After the JAT allows multiple client browsers to connect to multiple agents, we will have a first integration of the web and agents at the level of access to agents. We still will have no access by agents to web pages. That is, we will have solved most of the protocol problem and will have some nice demonstrations, but web pages will still be unreadable by agents. Something more is needed.

There are two promising approaches to the structure problem. One is the conversion of web pages to relational databases in the Stanford Infomaster project. (There is related work in the reverse direction [Dossick and Kaiser 96].) Another approach starts at the data authoring. The ABSML approach is to extend HTML to include tags that include semantics. ABSML is currently used in Lockheed's MECE engineering design documentation system. We are working with Lockheed to extend this approach to include tags that can also be meaningful to Next-Link agents. It is not clear that a mark-up language like HTML is sufficient for this purpose and we may have to convert to a more specialized design language.

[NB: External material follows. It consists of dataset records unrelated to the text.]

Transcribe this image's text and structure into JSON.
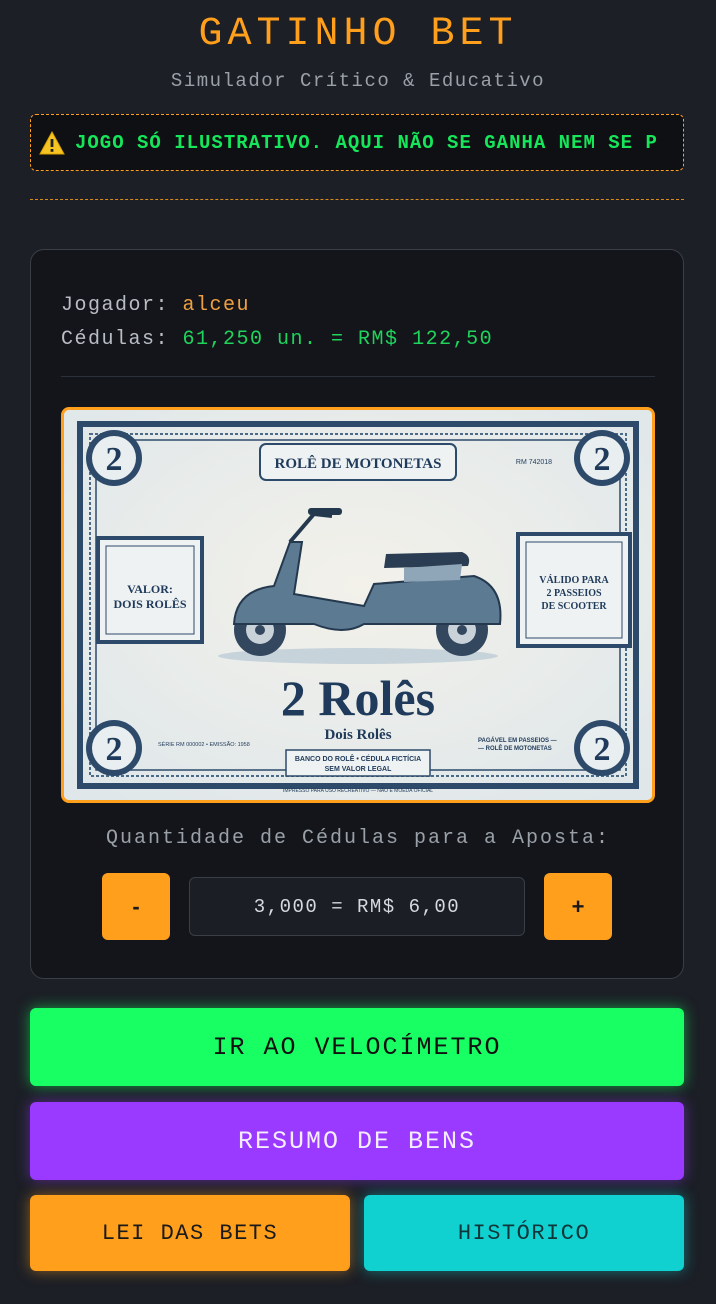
{
  "header": {
    "title": "GATINHO BET",
    "subtitle": "Simulador Crítico & Educativo"
  },
  "ticker": {
    "icon": "warning-icon",
    "text": "JOGO SÓ ILUSTRATIVO. AQUI NÃO SE GANHA NEM SE P"
  },
  "player_card": {
    "player_label": "Jogador:",
    "player_name": "alceu",
    "notes_label": "Cédulas:",
    "notes_value": "61,250 un. = RM$ 122,50"
  },
  "banknote": {
    "header": "ROLÊ DE MOTONETAS",
    "serial": "RM 742018",
    "left_box": [
      "VALOR:",
      "DOIS ROLÊS"
    ],
    "right_box": [
      "VÁLIDO PARA",
      "2 PASSEIOS",
      "DE SCOOTER"
    ],
    "big_value": "2 Rolês",
    "sub_value": "Dois Rolês",
    "corner_numeral": "2",
    "series_info": "SÉRIE RM 000002 • EMISSÃO: 1958",
    "bank_line_1": "BANCO DO ROLÊ • CÉDULA FICTÍCIA",
    "bank_line_2": "SEM VALOR LEGAL",
    "payable_1": "PAGÁVEL EM PASSEIOS —",
    "payable_2": "— ROLÊ DE MOTONETAS",
    "footer": "IMPRESSO PARA USO RECREATIVO — NÃO É MOEDA OFICIAL"
  },
  "bet": {
    "label": "Quantidade de Cédulas para a Aposta:",
    "minus_label": "-",
    "plus_label": "+",
    "value": "3,000 = RM$ 6,00"
  },
  "actions": {
    "speedometer": "IR AO VELOCÍMETRO",
    "assets": "RESUMO DE BENS",
    "bets_law": "LEI DAS BETS",
    "history": "HISTÓRICO"
  },
  "colors": {
    "accent": "#ff9f1c",
    "green": "#17ff63",
    "purple": "#9a39ff",
    "teal": "#10d0d0",
    "background": "#1c1f26"
  }
}
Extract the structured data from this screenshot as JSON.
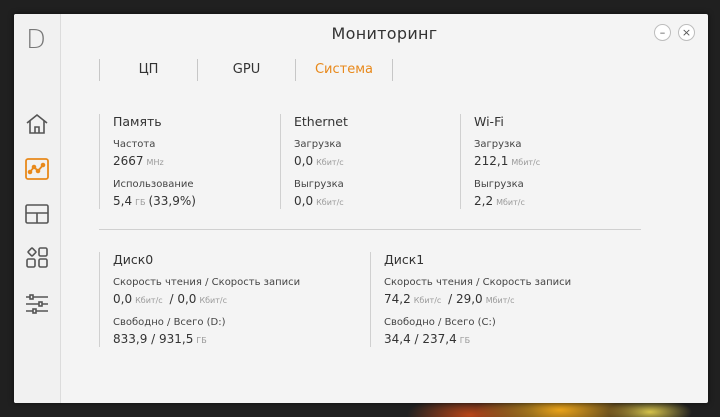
{
  "app": {
    "logo": "D",
    "title": "Мониторинг",
    "minimize_label": "–",
    "close_label": "×"
  },
  "sidebar": {
    "items": [
      {
        "name": "home",
        "icon": "home-icon",
        "active": false
      },
      {
        "name": "monitoring",
        "icon": "monitor-graph-icon",
        "active": true
      },
      {
        "name": "layout",
        "icon": "layout-icon",
        "active": false
      },
      {
        "name": "apps",
        "icon": "apps-grid-icon",
        "active": false
      },
      {
        "name": "settings",
        "icon": "sliders-icon",
        "active": false
      }
    ]
  },
  "tabs": [
    {
      "label": "ЦП",
      "active": false
    },
    {
      "label": "GPU",
      "active": false
    },
    {
      "label": "Система",
      "active": true
    }
  ],
  "memory": {
    "title": "Память",
    "freq_label": "Частота",
    "freq_value": "2667",
    "freq_unit": "MHz",
    "usage_label": "Использование",
    "usage_value": "5,4",
    "usage_unit": "ГБ",
    "usage_percent": "(33,9%)"
  },
  "ethernet": {
    "title": "Ethernet",
    "down_label": "Загрузка",
    "down_value": "0,0",
    "down_unit": "Кбит/с",
    "up_label": "Выгрузка",
    "up_value": "0,0",
    "up_unit": "Кбит/с"
  },
  "wifi": {
    "title": "Wi-Fi",
    "down_label": "Загрузка",
    "down_value": "212,1",
    "down_unit": "Мбит/с",
    "up_label": "Выгрузка",
    "up_value": "2,2",
    "up_unit": "Мбит/с"
  },
  "disk0": {
    "title": "Диск0",
    "speed_label": "Скорость чтения / Скорость записи",
    "read_value": "0,0",
    "read_unit": "Кбит/с",
    "write_value": "0,0",
    "write_unit": "Кбит/с",
    "space_label": "Свободно / Всего (D:)",
    "free_value": "833,9",
    "total_value": "931,5",
    "space_unit": "ГБ"
  },
  "disk1": {
    "title": "Диск1",
    "speed_label": "Скорость чтения / Скорость записи",
    "read_value": "74,2",
    "read_unit": "Кбит/с",
    "write_value": "29,0",
    "write_unit": "Мбит/с",
    "space_label": "Свободно / Всего (C:)",
    "free_value": "34,4",
    "total_value": "237,4",
    "space_unit": "ГБ"
  },
  "colors": {
    "accent": "#e8891b",
    "background": "#f4f4f4",
    "text": "#333333"
  }
}
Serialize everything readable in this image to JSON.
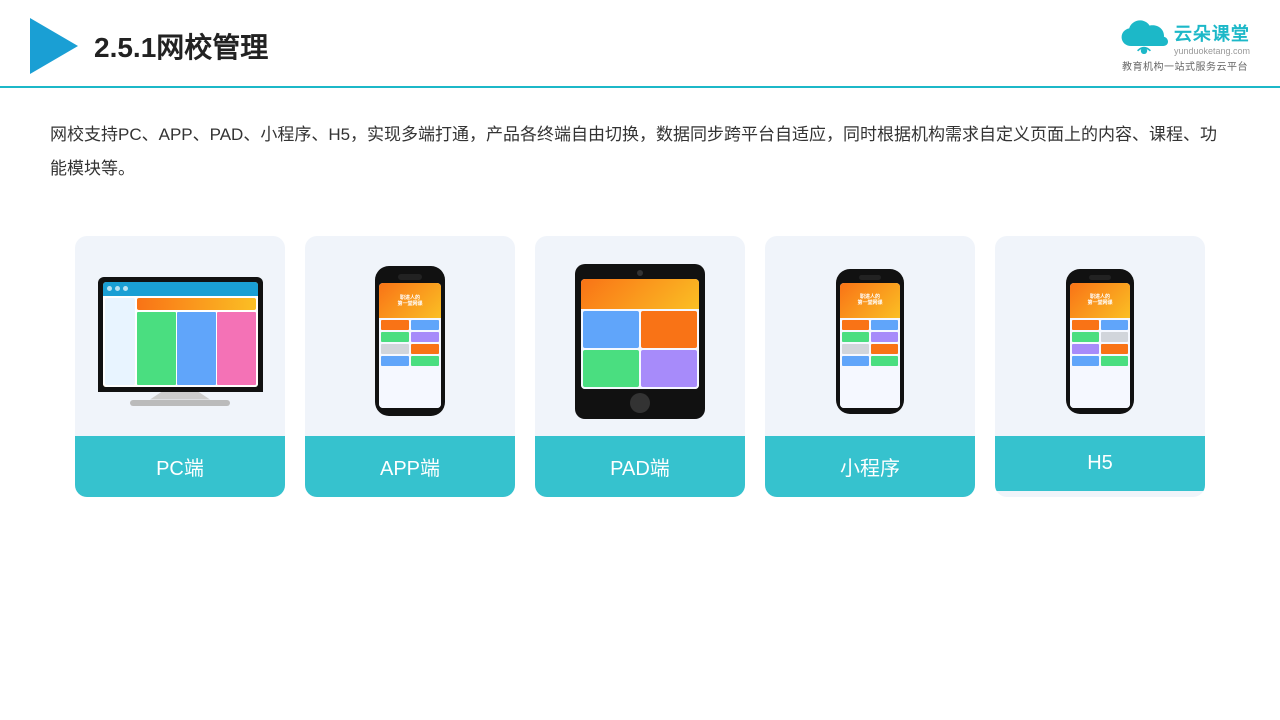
{
  "header": {
    "title": "2.5.1网校管理",
    "logo_text": "云朵课堂",
    "logo_url": "yunduoketang.com",
    "logo_slogan": "教育机构一站\n式服务云平台"
  },
  "description": "网校支持PC、APP、PAD、小程序、H5，实现多端打通，产品各终端自由切换，数据同步跨平台自适应，同时根据机构需求自定义页面上的内容、课程、功能模块等。",
  "cards": [
    {
      "label": "PC端",
      "device": "pc"
    },
    {
      "label": "APP端",
      "device": "mobile"
    },
    {
      "label": "PAD端",
      "device": "tablet"
    },
    {
      "label": "小程序",
      "device": "wechat"
    },
    {
      "label": "H5",
      "device": "h5"
    }
  ]
}
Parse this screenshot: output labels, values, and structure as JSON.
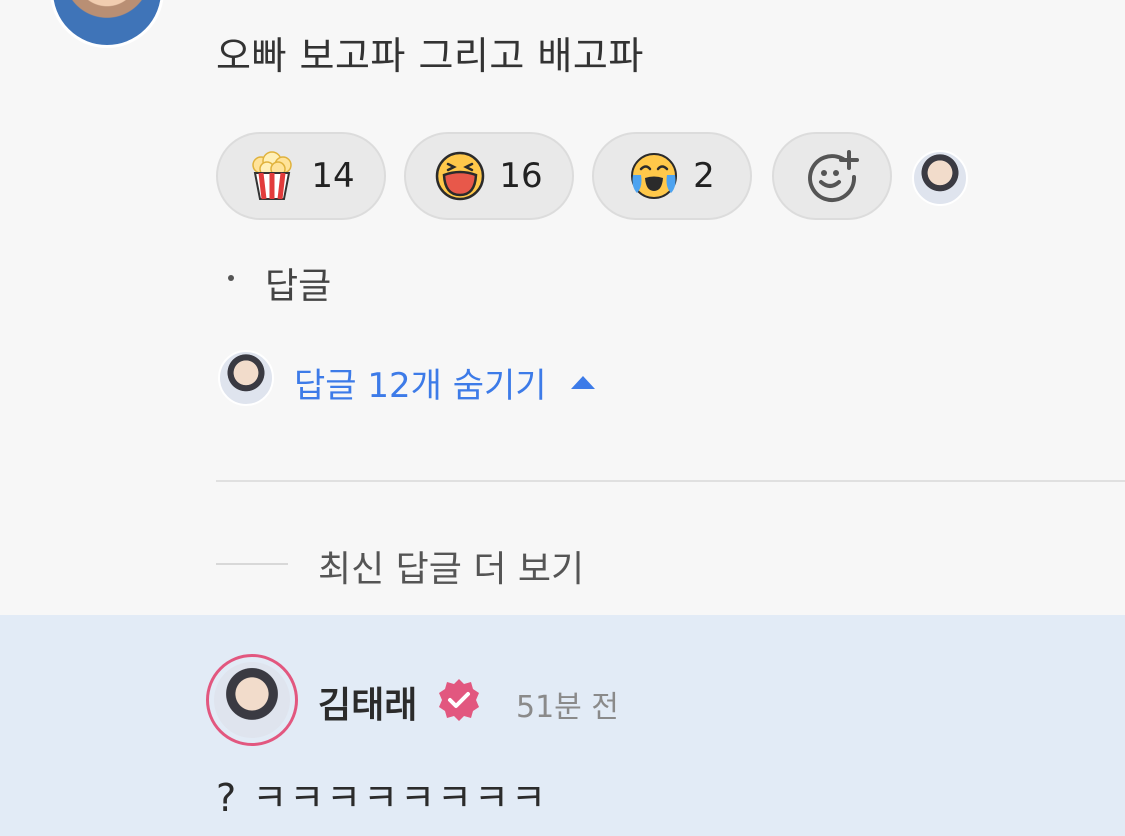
{
  "comment": {
    "text": "오빠 보고파 그리고 배고파"
  },
  "reactions": [
    {
      "icon": "popcorn-icon",
      "count": "14"
    },
    {
      "icon": "laughing-face-icon",
      "count": "16"
    },
    {
      "icon": "crying-laughing-face-icon",
      "count": "2"
    }
  ],
  "actions": {
    "reply_label": "답글",
    "add_reaction_icon": "add-reaction-icon"
  },
  "replies": {
    "toggle_label": "답글 12개 숨기기",
    "more_label": "최신 답글 더 보기"
  },
  "reply": {
    "author": "김태래",
    "timestamp": "51분 전",
    "text": "? ㅋㅋㅋㅋㅋㅋㅋㅋ"
  },
  "colors": {
    "link_blue": "#3d7be8",
    "verified_pink": "#e2577f",
    "highlight_bg": "#e2ebf6"
  }
}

The same method of extending HTML is being used to document decision argumentation in Zeno. A similar, but more flexible way to add semantics to HTML documents is to add tags that refer to ontologies. This seems the most promising approach for providing access for agents to web pages.


While there is much discussion of "intelligent web agents", the commercial examples so far are better described as "servers". The adjectives "intelligent" and "autonomous" are problematic academic terms for software that is not based on the web. The agents that are being developed for engineering applications, typed-message agents, are, indeed, largely incompatible with the web, and are very different from engineering web servers. This incompatibility follows from a criterion of agenthood that agents be able to initiate messages to one another. The web is client/server-oriented and agents require peer-to-peer communications. Another major problem is that agents require structure reflecting task-level semantics and the web is oriented around formatting structure representing only transport and display of information.

These two fundamental sources of incompatibility must be addressed for each to leverage off the other. The JAT work seems to offer hope for overcoming the protocol problem. The lack of semantic structure in HTML documents is an even larger problem but may be addressed in the future by advanced authoring tools and by programs that can read extract semantics from web documents. Relatively simple examples of both approaches exist today. However, much work remains before useful engineering agents emerge on the web.

Finally, we note that many of the agents being developed for engineering applications are of the "weak" kind in that there is no commitment to powerful reasoning by the individual agents. In fact, "dumb" legacy systems can be accommodated by the typed-message approach that only commits to an application-dependent protocol. The protocol may be derived from a "strong" theory of agents, as advocated by Haddadi [Haddadi 96], or from a theory of design as with the Next-Link agent protocol. In both cases, the result is that typed-message agent-based systems can add value to engineering systems and even integrate heterogeneous services though no individual agent might be characterized as "intelligent". In short, weak agents can be powerful as well as being well-defined.


[Dossick and Kaiser 96] Dossick, S. and Kaiser, G., "WWW Access to Legacy Client/Server Applications," Computer Networks and ISDN Systems, 28 931-940, 1996.

[Griswold 96] Griswold, S., "Unleashing Agents The first wave of products incorporation software agent technology has hit the market. See what's afoot," Internet World, 7:5, May 1996.

[Haddadi 96 Haddadi, A., _Communication and Cooperation in Agent Systems : A Pragmatic Theory_, Springer Verlag, Lecture Notes in Computer Science, No. 1056, 1996,

[Reddy 96] Reddy, R., "To Dream the Possible Dream," 1996 Turing Award Lecture in Communications of the ACM, 39:5, May, 1996.

Other Resources:
Charles J. Petrie
Stanford Center for Design Research